__EXERCISE AIM__.
Filter the data for "Conditions" and copy matching lines.

[Recorded data]
========================

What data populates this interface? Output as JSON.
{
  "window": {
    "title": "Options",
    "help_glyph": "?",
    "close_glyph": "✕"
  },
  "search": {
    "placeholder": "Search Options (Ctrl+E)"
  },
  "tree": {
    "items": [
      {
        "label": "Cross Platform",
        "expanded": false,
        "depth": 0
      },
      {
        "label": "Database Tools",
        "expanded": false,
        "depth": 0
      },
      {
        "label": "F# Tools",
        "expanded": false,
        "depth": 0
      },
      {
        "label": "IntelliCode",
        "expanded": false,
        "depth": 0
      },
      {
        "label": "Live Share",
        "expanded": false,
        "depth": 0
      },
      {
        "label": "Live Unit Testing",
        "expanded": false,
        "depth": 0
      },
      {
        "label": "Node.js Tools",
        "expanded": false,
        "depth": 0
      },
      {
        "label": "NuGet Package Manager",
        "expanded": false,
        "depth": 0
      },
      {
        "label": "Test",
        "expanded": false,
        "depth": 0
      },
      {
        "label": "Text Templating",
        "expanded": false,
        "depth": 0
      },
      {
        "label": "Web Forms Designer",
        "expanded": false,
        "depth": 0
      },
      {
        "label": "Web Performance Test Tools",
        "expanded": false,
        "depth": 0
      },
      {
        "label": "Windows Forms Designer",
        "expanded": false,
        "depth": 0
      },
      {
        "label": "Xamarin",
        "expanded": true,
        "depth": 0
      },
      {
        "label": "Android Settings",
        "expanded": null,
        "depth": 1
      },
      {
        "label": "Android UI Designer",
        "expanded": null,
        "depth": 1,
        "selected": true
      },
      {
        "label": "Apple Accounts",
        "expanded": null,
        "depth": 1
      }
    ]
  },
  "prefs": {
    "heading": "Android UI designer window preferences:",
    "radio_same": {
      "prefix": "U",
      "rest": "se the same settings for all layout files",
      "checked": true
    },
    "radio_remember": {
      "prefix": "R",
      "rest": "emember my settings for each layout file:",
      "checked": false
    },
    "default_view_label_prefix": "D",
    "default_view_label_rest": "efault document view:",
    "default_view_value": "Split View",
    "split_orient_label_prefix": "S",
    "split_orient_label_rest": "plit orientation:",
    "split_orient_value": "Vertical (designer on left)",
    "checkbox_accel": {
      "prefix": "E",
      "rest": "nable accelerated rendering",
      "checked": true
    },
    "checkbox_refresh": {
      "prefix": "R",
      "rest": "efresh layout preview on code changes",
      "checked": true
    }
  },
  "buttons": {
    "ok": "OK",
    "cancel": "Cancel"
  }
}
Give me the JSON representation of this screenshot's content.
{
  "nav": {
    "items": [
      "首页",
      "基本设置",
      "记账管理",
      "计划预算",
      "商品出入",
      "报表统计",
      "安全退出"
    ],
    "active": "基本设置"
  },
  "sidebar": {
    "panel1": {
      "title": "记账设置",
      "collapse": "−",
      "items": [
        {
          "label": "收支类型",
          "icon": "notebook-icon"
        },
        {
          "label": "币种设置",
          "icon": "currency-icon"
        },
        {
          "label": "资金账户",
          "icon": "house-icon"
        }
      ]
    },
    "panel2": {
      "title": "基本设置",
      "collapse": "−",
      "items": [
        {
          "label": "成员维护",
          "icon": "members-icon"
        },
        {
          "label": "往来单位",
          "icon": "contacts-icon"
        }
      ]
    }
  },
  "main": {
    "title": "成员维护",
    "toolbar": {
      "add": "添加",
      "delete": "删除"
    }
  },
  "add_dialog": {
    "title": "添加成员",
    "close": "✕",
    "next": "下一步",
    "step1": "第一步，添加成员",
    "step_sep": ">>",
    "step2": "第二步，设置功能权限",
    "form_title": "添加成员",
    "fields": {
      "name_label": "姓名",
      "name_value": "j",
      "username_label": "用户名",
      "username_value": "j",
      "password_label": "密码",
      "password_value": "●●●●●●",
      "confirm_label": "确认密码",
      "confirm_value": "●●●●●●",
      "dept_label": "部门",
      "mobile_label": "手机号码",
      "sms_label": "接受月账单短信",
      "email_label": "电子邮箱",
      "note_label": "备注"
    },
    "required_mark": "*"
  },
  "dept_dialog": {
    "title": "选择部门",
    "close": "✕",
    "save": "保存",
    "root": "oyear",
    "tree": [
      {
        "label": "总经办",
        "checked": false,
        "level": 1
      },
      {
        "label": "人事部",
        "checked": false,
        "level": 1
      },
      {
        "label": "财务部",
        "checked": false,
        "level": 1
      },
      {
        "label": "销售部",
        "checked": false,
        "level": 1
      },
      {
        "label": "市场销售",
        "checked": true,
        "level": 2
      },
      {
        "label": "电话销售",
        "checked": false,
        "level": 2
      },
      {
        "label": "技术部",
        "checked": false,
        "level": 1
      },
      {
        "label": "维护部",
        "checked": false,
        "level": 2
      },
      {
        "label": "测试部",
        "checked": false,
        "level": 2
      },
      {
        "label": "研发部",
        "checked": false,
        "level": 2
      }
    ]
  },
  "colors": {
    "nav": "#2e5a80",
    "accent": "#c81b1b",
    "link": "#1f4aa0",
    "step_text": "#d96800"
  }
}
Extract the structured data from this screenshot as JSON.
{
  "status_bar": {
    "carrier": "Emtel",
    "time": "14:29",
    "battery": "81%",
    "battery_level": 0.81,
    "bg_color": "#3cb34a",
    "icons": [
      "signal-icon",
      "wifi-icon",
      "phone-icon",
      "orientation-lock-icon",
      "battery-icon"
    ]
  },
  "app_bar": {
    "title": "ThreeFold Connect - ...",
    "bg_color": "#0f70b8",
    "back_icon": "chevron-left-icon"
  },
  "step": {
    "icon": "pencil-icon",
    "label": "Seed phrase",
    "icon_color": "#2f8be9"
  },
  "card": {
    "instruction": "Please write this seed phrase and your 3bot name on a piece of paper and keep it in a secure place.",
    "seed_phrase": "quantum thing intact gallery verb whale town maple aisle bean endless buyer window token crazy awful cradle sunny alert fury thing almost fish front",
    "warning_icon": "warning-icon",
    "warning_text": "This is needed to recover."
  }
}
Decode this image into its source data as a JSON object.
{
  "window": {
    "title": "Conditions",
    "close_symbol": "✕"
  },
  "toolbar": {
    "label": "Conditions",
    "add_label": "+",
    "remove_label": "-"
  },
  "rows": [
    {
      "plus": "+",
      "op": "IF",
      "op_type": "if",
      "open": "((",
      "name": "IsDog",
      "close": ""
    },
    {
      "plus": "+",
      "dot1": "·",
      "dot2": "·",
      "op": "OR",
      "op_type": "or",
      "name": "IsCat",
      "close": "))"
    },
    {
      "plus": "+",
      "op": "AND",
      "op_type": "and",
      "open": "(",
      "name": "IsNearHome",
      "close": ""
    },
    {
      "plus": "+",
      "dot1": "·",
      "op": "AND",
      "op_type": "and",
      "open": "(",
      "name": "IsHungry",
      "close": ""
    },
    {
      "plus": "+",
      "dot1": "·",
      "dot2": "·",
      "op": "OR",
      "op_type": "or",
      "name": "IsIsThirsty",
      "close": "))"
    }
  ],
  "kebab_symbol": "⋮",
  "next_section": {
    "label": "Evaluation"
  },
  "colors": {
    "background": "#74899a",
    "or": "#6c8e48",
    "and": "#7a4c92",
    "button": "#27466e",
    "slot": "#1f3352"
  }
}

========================

__ANSWER SPACE__.
    "title": "Conditions",
    "label": "Conditions",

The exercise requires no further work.